Trump thanked Palin, calling her a “special” and “amazing” person.
“This is a woman that, from Day 1, I said, ‘If I ever do this, I have to get her support,’ ” Trump said.
Palin’s surprise appearance added an extra dose of energy to the crowd, many of whom waited hours outside in the snow to see Trump in person.
Jim Handsaker, a farmer from Story City, Iowa, said Trump should choose Palin as his running mate. He complained that the former governor was ill-served by McCain and his campaign.
“We liked her last time. The problem McCain had is that he didn’t unleash her, let her do her thing. I think that hurt him bad,” Handsaker, said. “I’d like to see her as vice president. Wouldn’t you?”
Chris, a 53-year-old banker from Boone, Iowa, who declined to share her last name, said Palin’s endorsement helps boost Trump’s conservative credentials.
“She’s a conservative and I like knowing that she’s speaking out on his behalf,” she said.
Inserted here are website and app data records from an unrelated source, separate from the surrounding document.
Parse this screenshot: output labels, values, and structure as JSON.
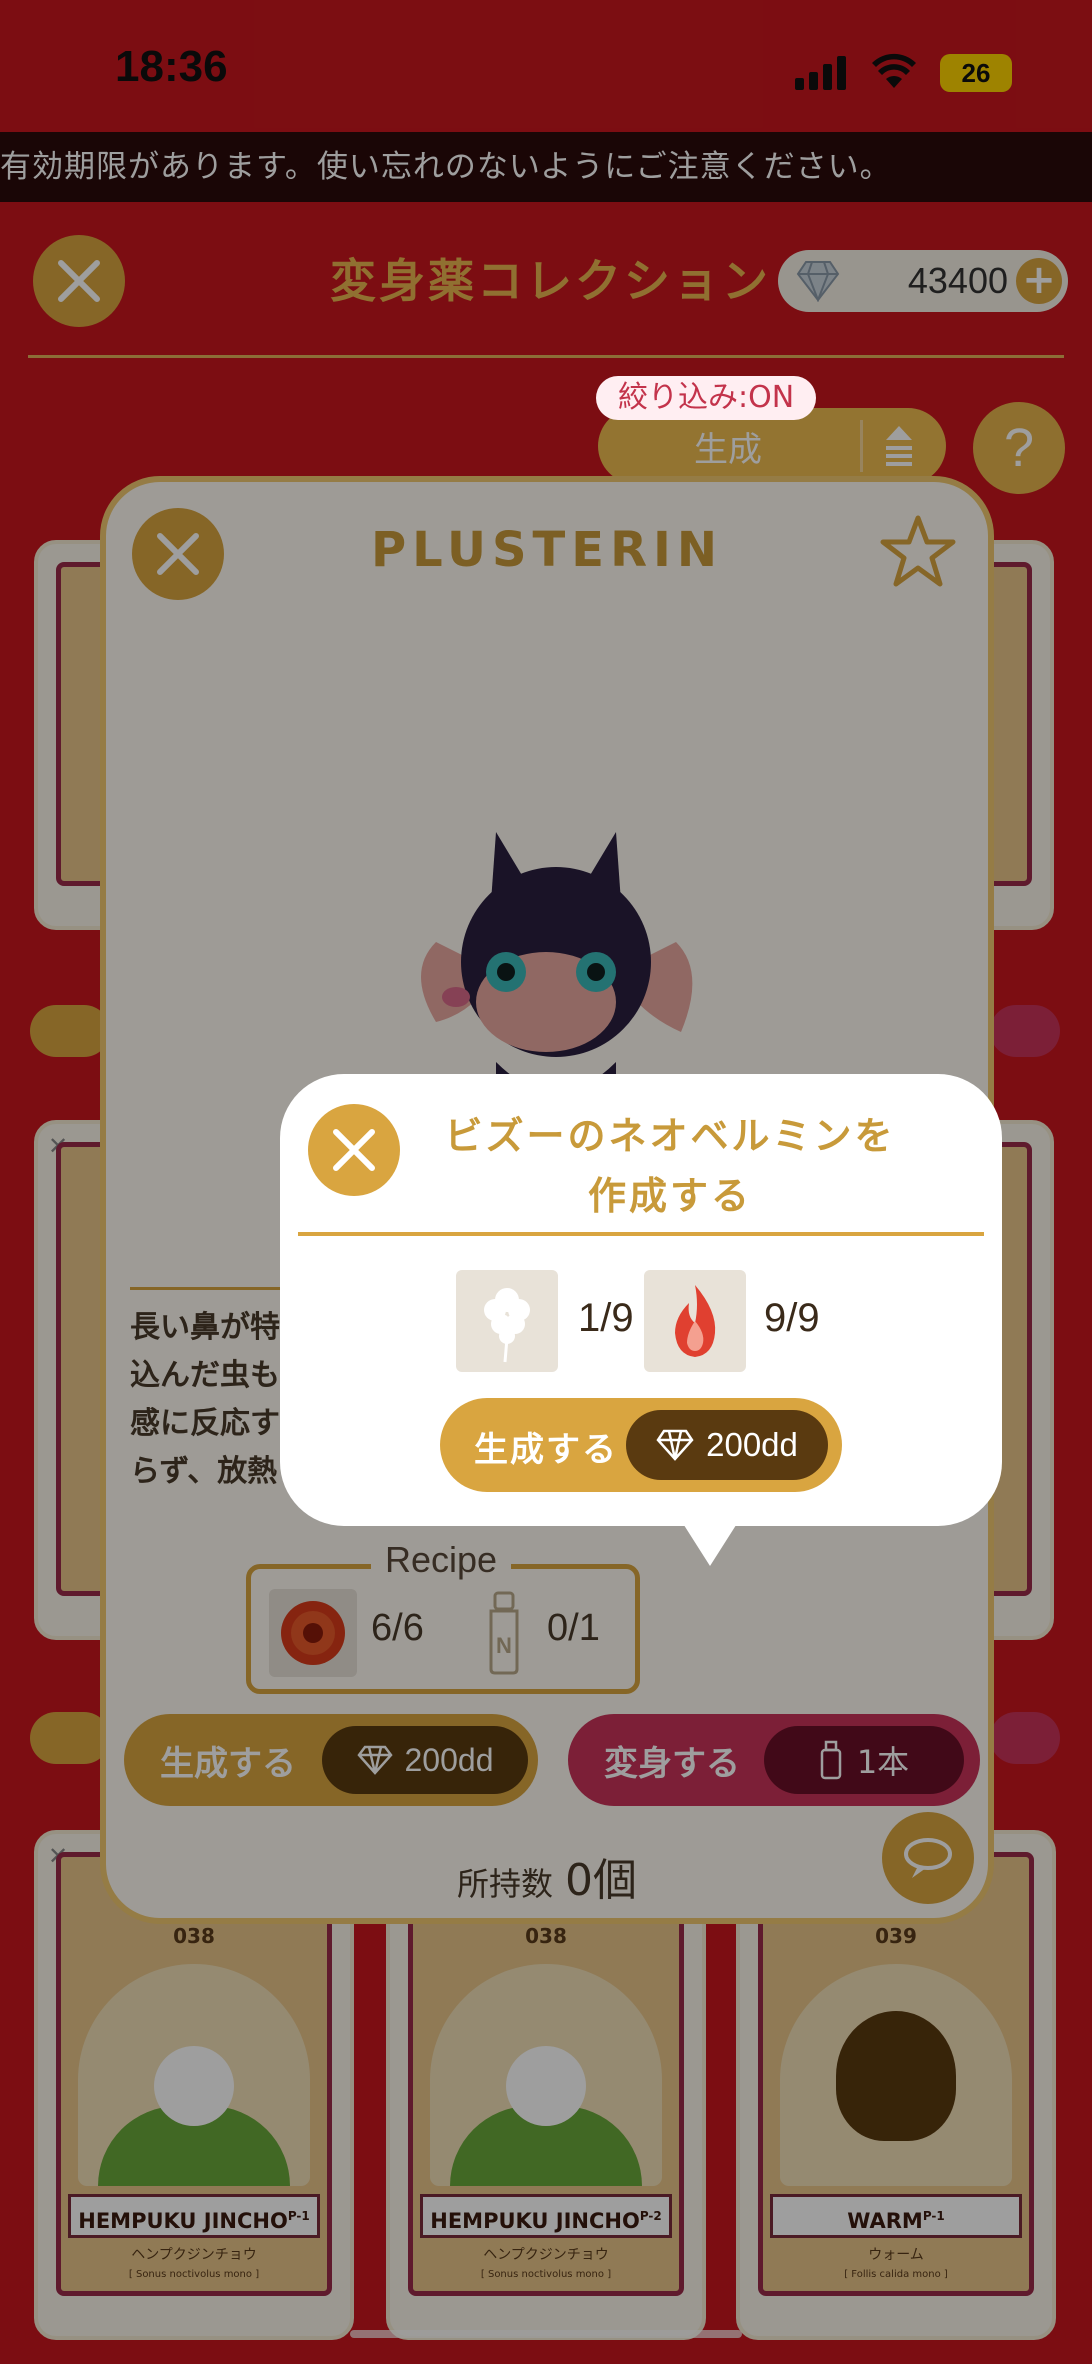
{
  "status_bar": {
    "time": "18:36",
    "battery": "26"
  },
  "ticker": "有効期限があります。使い忘れのないようにご注意ください。",
  "header": {
    "title": "変身薬コレクション",
    "gem_amount": "43400"
  },
  "filter": {
    "badge": "絞り込み:ON",
    "sort_label": "生成"
  },
  "detail": {
    "title": "PLUSTERIN",
    "description_lines": [
      "長い鼻が特",
      "込んだ虫も",
      "感に反応す",
      "らず、放熱"
    ],
    "recipe_label": "Recipe",
    "recipe": [
      {
        "icon": "red-flower-icon",
        "count": "6/6"
      },
      {
        "icon": "potion-bottle-icon",
        "count": "0/1"
      }
    ],
    "make_label": "生成する",
    "make_cost": "200dd",
    "transform_label": "変身する",
    "transform_cost": "1本",
    "owned_label": "所持数",
    "owned_value": "0個"
  },
  "popup": {
    "title_line1": "ビズーのネオベルミンを",
    "title_line2": "作成する",
    "ingredients": [
      {
        "icon": "white-flower-icon",
        "count": "1/9"
      },
      {
        "icon": "red-flame-icon",
        "count": "9/9"
      }
    ],
    "make_label": "生成する",
    "make_cost": "200dd"
  },
  "cards": [
    {
      "number": "038",
      "name": "HEMPUKU JINCHO",
      "suffix": "P-1",
      "kana": "ヘンプクジンチョウ",
      "latin": "[ Sonus noctivolus mono ]"
    },
    {
      "number": "038",
      "name": "HEMPUKU JINCHO",
      "suffix": "P-2",
      "kana": "ヘンプクジンチョウ",
      "latin": "[ Sonus noctivolus mono ]"
    },
    {
      "number": "039",
      "name": "WARM",
      "suffix": "P-1",
      "kana": "ウォーム",
      "latin": "[ Follis calida mono ]"
    }
  ],
  "colors": {
    "background": "#c8161d",
    "gold": "#d9a540",
    "pink": "#c8335a",
    "cream": "#fffbf2"
  }
}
Although Palin’s national clout has diminished since her last time on the presidential campaign trail, she remains a popular political icon on the right and her support marks a significant seal of approval as Trump seeks to woo conservative voters. Her backing is particularly meaningful in Iowa, where Palin holds sway with Christian conservatives — a group Trump is competing for votes against Texas Sen. Ted Cruz ahead of the February 1 caucus.
Palin’s endorsement does not come as a total surprise. Trump’s political director, Michael Glassner, was a senior aide to Palin in the 2008 campaign. And Palin and Trump have previously exchanged public praise.
Trump said over the summer that he would “love” to have Palin serve in as a Cabinet member in his administration.
“She really is somebody who knows what’s happening and she’s a special person,” Trump had said. “She’s really a special person and I think people know that.”
But there had also been speculation that Palin may endorse Cruz, whom she has also spoken highly of and endorsed in his 2012 Senate bid.
In an interview with CNN’s Jake Tapper last month, the ex-governor said her two favorite candidates in the 2016 race were Trump and Cruz.
Tony Perkins, head of the Family Research Council, said Tuesday that it was perhaps “natural” to see Palin throw her support behind a candidate who — previous to this White House bid — was best known for being a reality TV host.
“For a lot of reasons, intentional or not, she has become more of a celebrity than a political leader,” Perkins said of Palin.
But he also acknowledged that in a race that has become so competitive, every endorsement matters.
The Trump campaign “is playing very serious ball here in Iowa and if this were isolated and one endorsement, that’s one thing,” Perkins said. “But if you’re beginning to see a series of endorsements of people who have notoriety in the political world … it’s a factor.”
If there was palpable excitement about Palin’s endorsement among Trump fans on Tuesday, the news could irk some leaders on the right who do not view Trump as conservative enough on social issues like women’s reproductive issues.
Marjorie Dannenfelser, president of Susan B. Anthony List, told CNN on Tuesday that she had concerns about Trump floating former Massachusetts Sen. Scott Brown as a potential vice presidential pick.
“I would ask Sarah Palin to take a look at who Trump has said he might have as his VP. Scott Brown is absolutely unacceptable to the pro-life movement and should be unacceptable to her,” Dannenfelser said. “She should not endorse a candidate that would entertain a pro-choice vice president. That’s my view.”